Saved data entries
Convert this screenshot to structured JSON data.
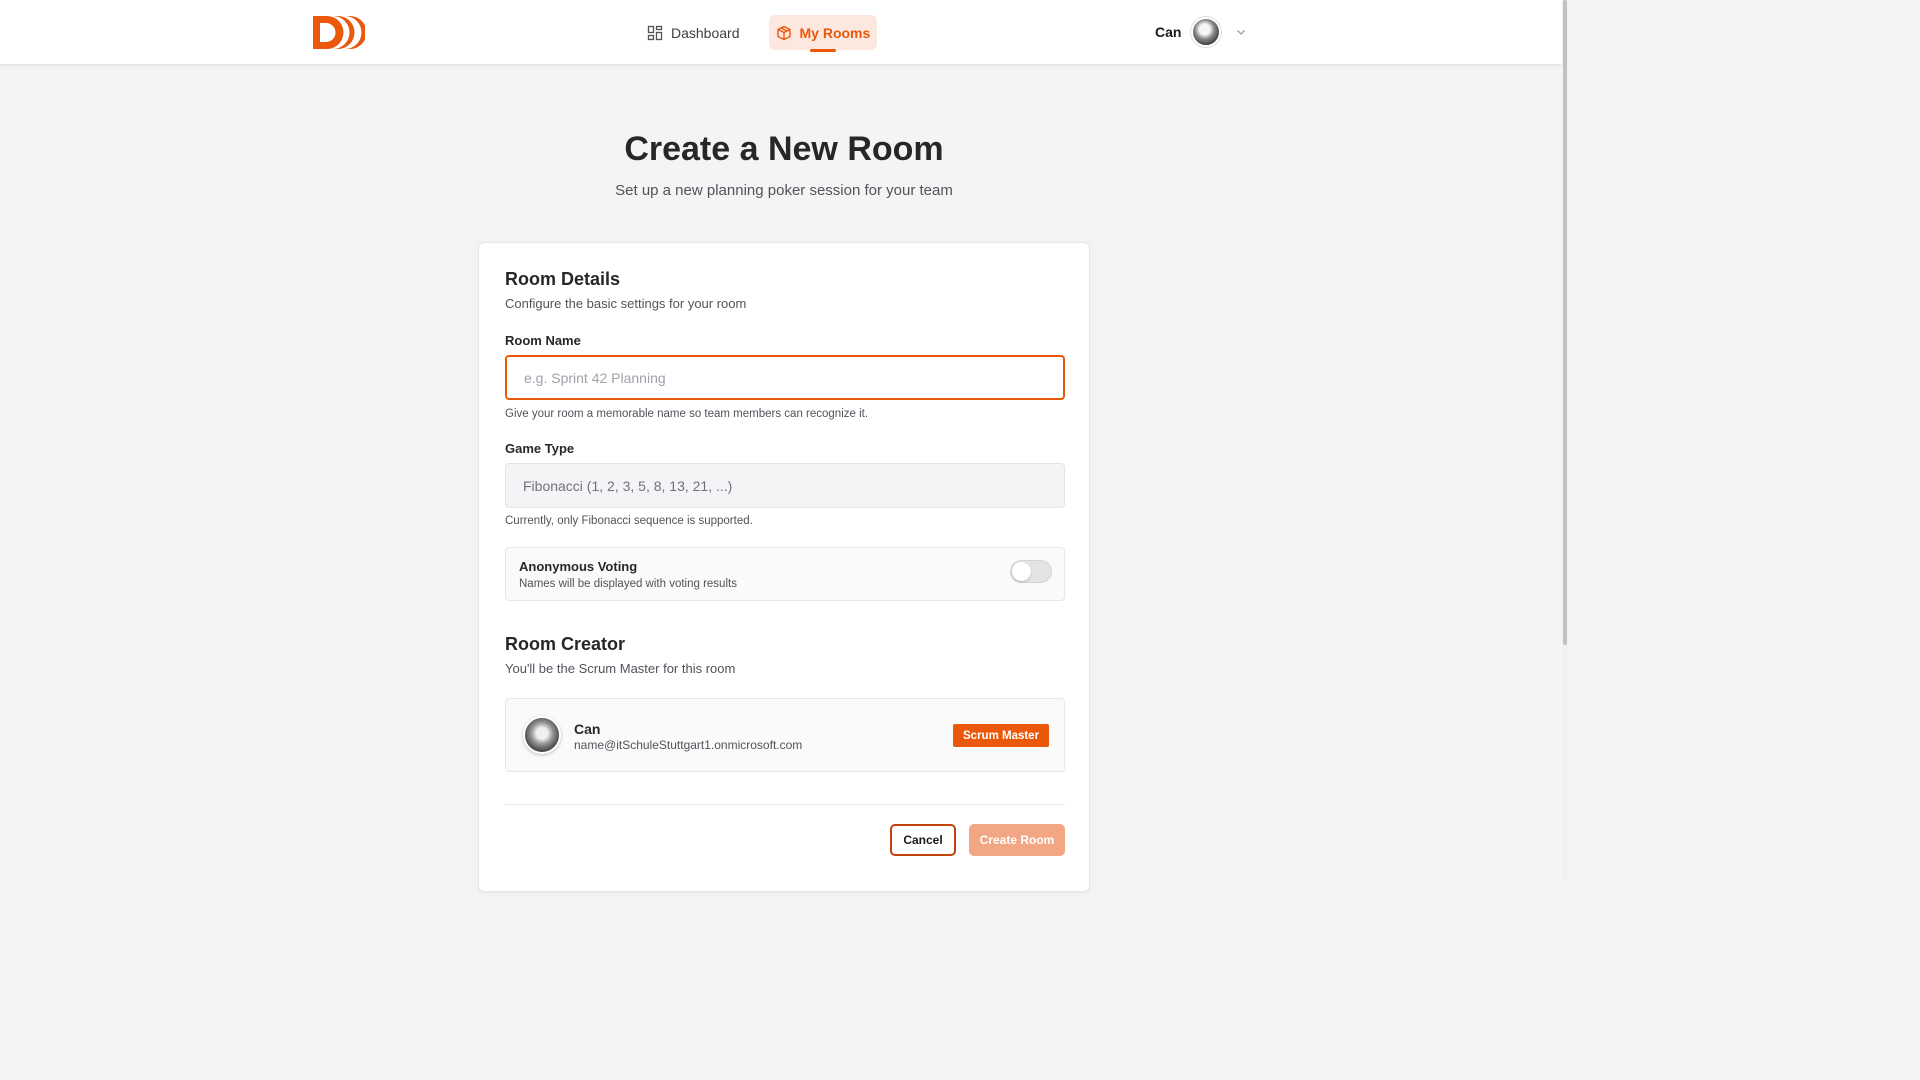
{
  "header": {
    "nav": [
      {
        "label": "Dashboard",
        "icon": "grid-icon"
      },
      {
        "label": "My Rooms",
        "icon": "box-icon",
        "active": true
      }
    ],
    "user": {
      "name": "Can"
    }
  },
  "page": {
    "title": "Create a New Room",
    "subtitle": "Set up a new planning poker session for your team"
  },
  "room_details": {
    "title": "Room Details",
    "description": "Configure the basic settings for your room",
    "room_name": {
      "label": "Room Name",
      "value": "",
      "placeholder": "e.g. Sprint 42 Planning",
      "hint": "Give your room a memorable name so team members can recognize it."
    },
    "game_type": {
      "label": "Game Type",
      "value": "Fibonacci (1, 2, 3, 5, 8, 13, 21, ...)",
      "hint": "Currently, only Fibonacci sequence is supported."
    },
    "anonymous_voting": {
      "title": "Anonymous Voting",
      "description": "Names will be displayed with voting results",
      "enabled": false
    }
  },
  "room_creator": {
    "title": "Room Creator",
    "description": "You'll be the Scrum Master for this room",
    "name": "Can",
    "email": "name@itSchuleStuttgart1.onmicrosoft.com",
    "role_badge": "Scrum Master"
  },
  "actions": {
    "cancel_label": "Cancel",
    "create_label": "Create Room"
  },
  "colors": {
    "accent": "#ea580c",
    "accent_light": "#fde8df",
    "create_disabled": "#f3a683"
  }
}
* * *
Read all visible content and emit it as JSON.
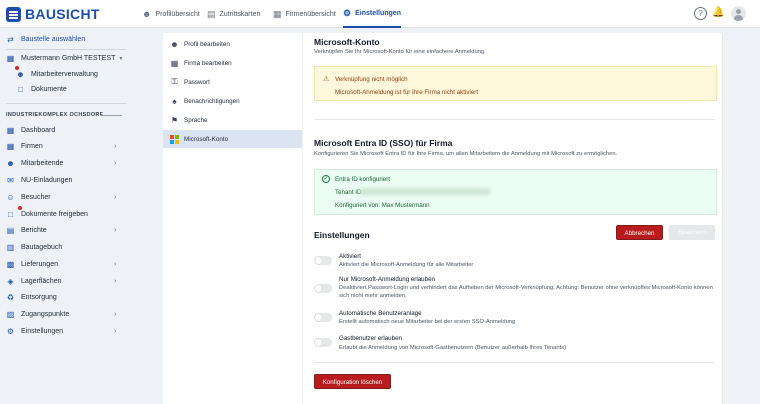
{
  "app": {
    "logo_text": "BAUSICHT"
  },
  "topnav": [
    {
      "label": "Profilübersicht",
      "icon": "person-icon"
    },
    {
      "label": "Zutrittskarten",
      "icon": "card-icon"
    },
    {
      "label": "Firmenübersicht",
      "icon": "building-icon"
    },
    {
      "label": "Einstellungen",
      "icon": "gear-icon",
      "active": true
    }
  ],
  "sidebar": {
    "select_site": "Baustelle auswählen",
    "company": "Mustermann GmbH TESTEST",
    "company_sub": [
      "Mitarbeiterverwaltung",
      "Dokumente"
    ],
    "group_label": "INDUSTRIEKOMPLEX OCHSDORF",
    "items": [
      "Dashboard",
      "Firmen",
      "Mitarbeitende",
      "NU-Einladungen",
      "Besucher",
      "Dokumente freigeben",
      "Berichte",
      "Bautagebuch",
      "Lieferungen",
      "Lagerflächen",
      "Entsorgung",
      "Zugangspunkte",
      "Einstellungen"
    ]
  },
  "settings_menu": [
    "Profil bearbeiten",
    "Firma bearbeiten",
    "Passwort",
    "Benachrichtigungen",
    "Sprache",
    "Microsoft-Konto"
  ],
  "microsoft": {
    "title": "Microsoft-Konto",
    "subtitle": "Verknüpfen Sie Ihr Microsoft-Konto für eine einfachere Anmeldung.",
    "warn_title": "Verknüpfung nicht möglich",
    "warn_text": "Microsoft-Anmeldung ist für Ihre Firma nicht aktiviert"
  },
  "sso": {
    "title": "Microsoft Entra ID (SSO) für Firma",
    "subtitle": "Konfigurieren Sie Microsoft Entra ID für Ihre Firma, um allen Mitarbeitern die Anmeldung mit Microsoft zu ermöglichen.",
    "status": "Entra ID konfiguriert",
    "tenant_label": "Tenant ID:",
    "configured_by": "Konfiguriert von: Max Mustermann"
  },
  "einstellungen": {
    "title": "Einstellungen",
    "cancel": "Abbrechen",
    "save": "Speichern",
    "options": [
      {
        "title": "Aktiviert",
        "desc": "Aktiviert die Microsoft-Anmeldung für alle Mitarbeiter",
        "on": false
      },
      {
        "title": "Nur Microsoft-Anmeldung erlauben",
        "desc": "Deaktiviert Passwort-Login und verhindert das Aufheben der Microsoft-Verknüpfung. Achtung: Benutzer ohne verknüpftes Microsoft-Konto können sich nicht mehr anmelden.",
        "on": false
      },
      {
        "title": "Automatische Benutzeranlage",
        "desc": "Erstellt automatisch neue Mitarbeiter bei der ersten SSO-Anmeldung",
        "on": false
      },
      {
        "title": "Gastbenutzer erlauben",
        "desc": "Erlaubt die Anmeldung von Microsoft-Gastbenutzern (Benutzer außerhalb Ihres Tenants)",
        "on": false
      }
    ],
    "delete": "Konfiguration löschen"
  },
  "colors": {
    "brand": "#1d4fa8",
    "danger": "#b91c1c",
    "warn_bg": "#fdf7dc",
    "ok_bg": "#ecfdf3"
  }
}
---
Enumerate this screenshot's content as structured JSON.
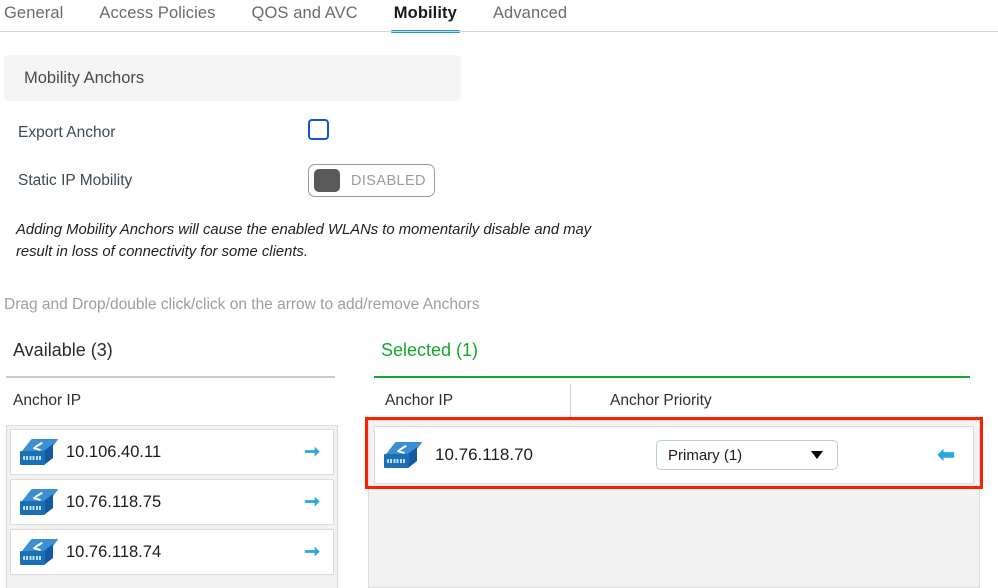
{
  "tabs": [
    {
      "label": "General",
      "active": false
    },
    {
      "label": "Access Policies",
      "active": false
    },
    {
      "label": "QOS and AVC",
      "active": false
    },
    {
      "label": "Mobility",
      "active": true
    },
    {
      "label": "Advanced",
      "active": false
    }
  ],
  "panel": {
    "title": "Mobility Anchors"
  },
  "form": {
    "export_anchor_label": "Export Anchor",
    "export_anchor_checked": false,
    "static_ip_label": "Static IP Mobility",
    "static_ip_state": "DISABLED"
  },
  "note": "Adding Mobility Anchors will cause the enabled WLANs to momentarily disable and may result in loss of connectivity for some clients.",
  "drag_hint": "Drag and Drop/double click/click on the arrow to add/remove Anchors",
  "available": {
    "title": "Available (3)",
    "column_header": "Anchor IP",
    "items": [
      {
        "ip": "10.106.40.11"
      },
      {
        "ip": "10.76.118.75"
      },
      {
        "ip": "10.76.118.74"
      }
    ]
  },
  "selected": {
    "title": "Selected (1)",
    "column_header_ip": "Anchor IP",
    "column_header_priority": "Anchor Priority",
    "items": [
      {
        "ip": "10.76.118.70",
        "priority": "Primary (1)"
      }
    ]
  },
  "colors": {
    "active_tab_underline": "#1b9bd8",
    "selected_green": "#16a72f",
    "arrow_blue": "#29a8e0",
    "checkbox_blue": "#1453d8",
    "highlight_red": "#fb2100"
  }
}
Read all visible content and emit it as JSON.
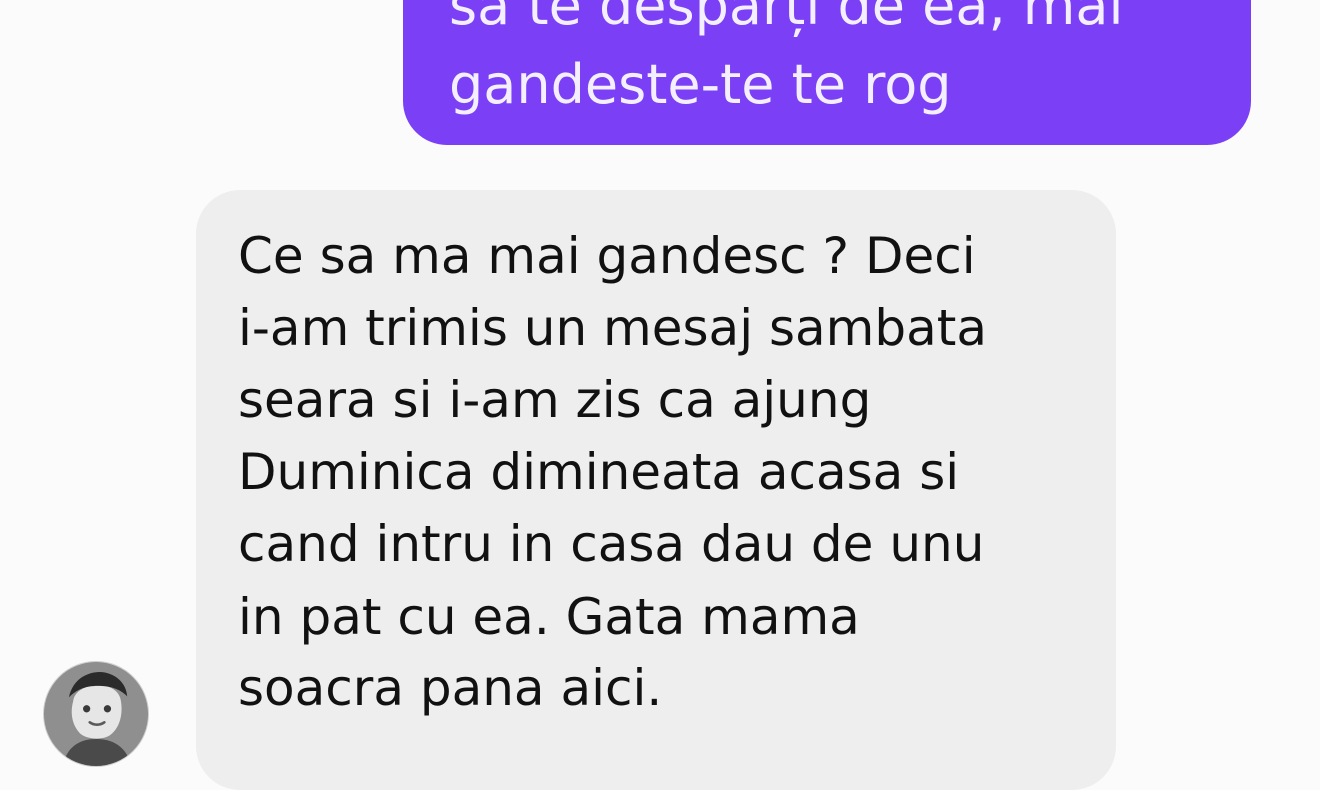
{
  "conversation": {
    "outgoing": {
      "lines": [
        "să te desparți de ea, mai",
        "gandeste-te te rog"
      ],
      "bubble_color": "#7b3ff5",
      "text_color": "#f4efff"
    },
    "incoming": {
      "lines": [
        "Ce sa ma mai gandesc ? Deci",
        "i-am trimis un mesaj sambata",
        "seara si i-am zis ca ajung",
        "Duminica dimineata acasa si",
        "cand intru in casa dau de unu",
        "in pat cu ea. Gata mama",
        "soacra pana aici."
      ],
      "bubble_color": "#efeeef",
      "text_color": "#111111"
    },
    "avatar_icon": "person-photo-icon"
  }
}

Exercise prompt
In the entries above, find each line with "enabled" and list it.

Answer for this exercise
      "enabled": false
  "note": "Adding Mobility Anchors will cause the enabled WLANs to momentarily disable and may result in loss of connectivity for some clients.",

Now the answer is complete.